Amen. Hebrew "kham" reminds me of Arabic "Ham" or "Hami" which is indeed "hot" but I heard it used only for hot eletrical wires. If you care to know in Levantine Arabic, "shob" is for hot weather, "sukhun" is for hot tea/coffee/frying pan, etc, "Daafi" is for hot as in warm and cozy, "Haar" is hot as in spicy, and "Tazij" is for hot fresh bread - what are the Hebrew equivalents I wonder?
It's difficult to answer your question since I don't speak Arabic (unfortunately) and your use of English 'hot' is often misleading. In modern Hebrew חם is used for temperature and also for a character/mood - for example משפחה חמה - a warm (showing emotions) family. "haar", for hot and spicy food - apparently is similar to Arabic - חריף "sukhun", for that in Hebrew used a word 'boiling' - רותח "daafi" - I don't think that anyone is using in English 'hot' for warm and cozy. But if you want to know in Hebrew you can use חמים for that. "shob" sounds like Hebrew שרב - a very hot and dry weather
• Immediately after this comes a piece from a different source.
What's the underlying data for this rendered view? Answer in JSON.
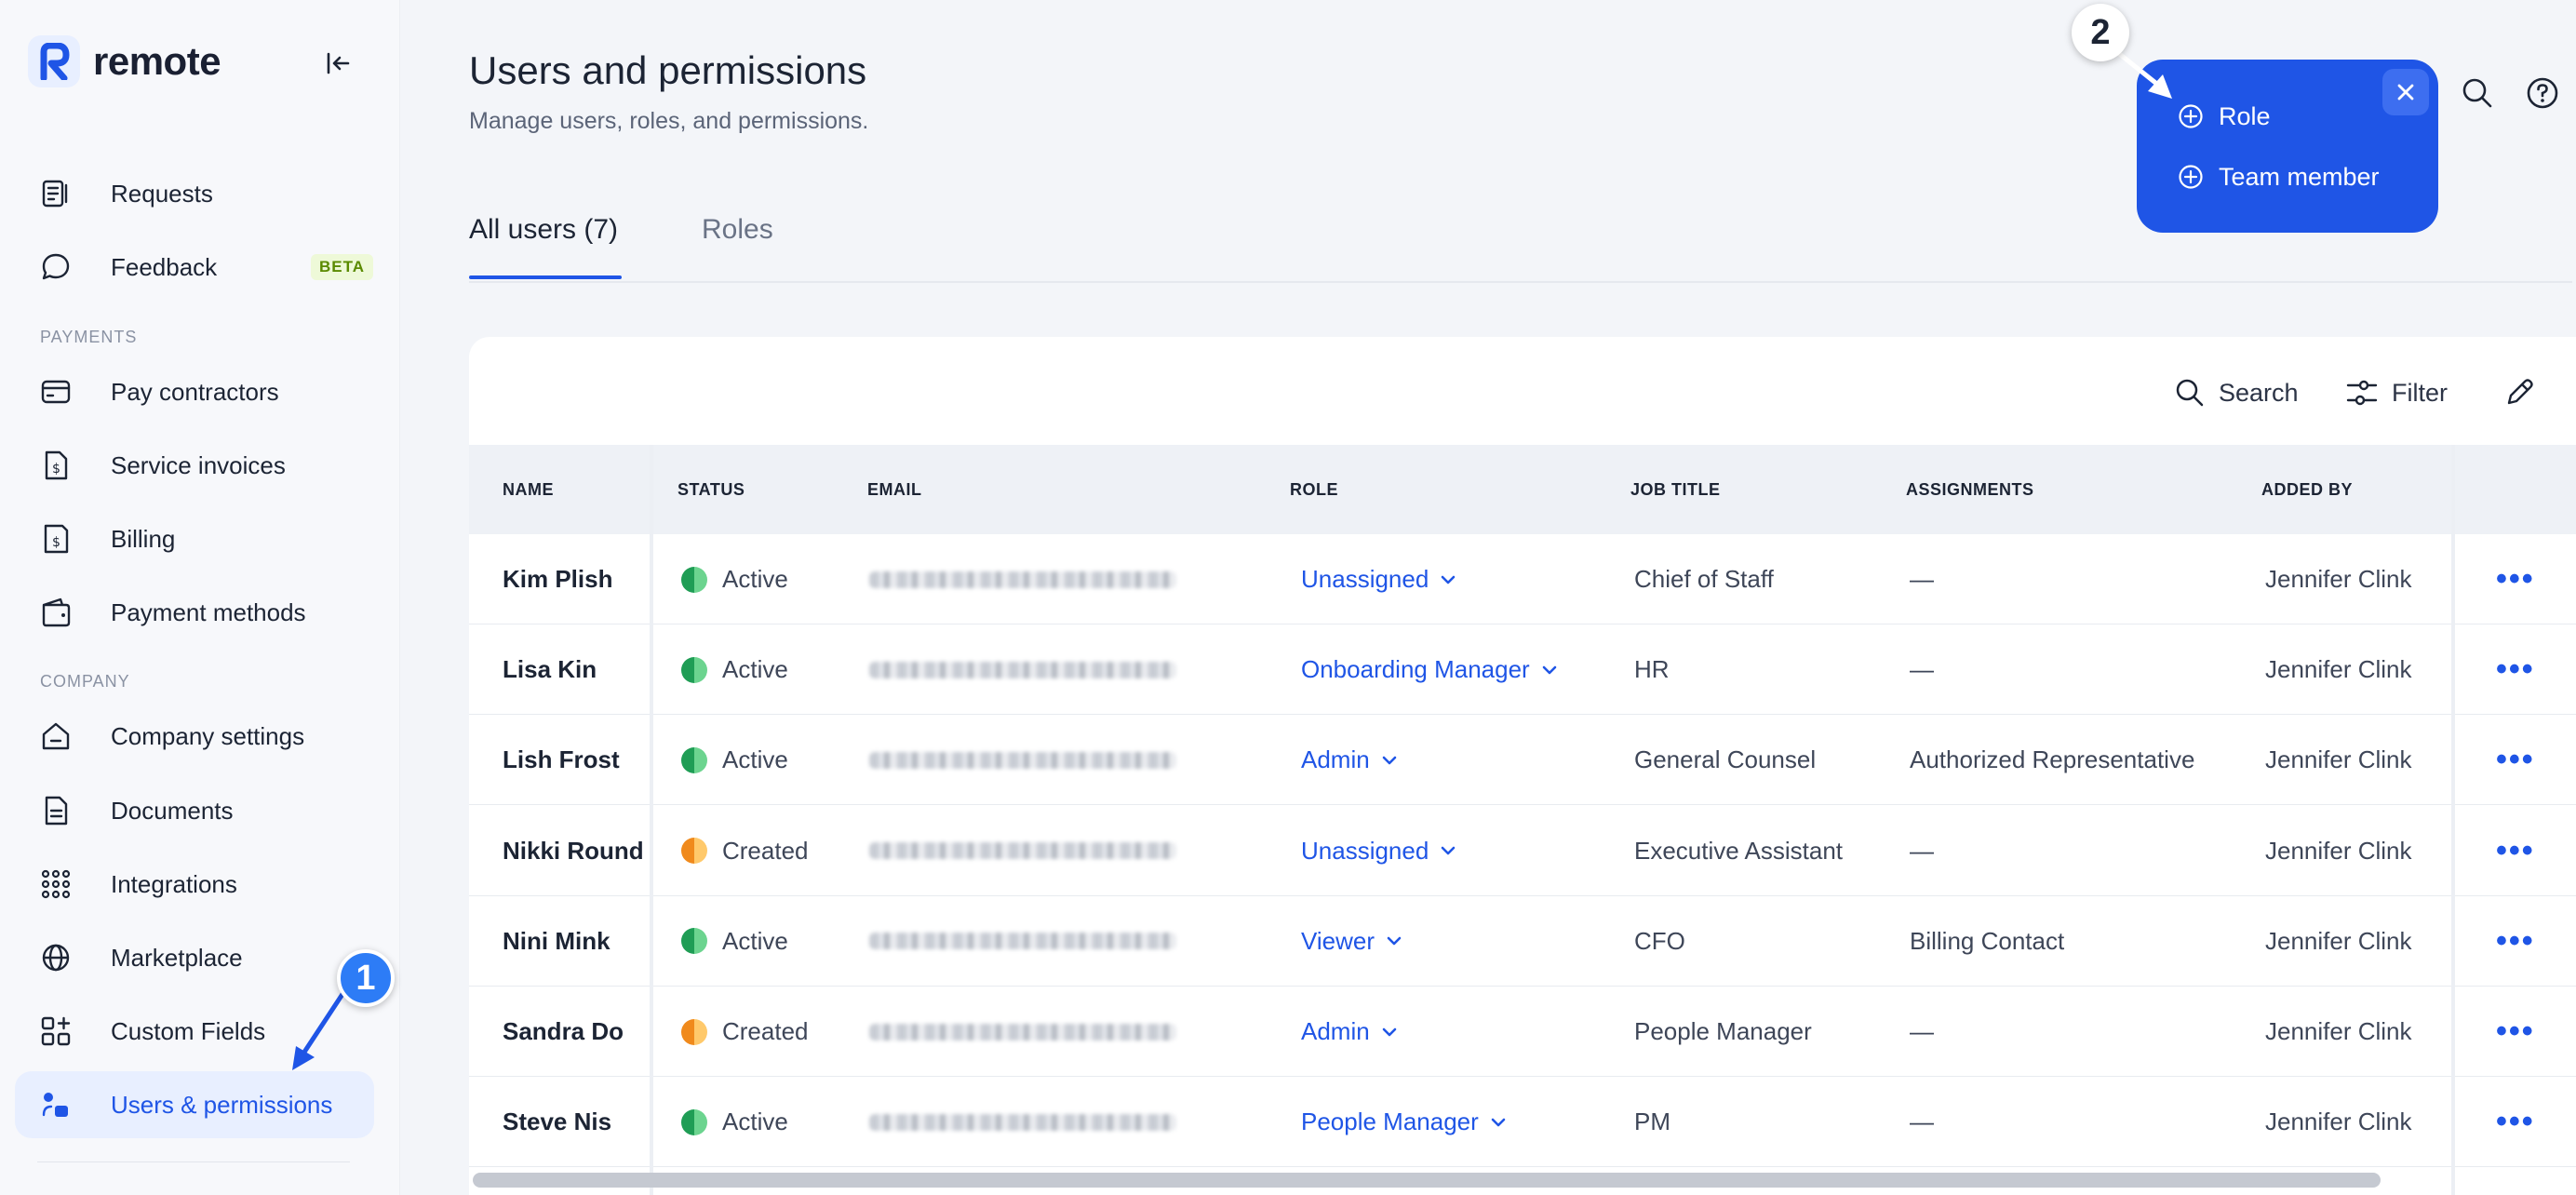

The dove is a feminine noun, and the dad is a masculine noun. אוהבת is a fem. verb, אוהב is a masc. verb. Therefore, היונה אוהבת והאבא אוהב. Do you remember באה and בא? Then באה is fem. and בא is masc. Therefore, היונה באה והאבא בא. Hebrew conjugates verbs by gender. By the way - you might be confused, because בא/ה and רוקד/ת are both verbs but they don't follow the same pattern. That's right - there are several verb patterns in Hebrew, not only one. But don't worry, you'll be able to use them if you carry on with the language (: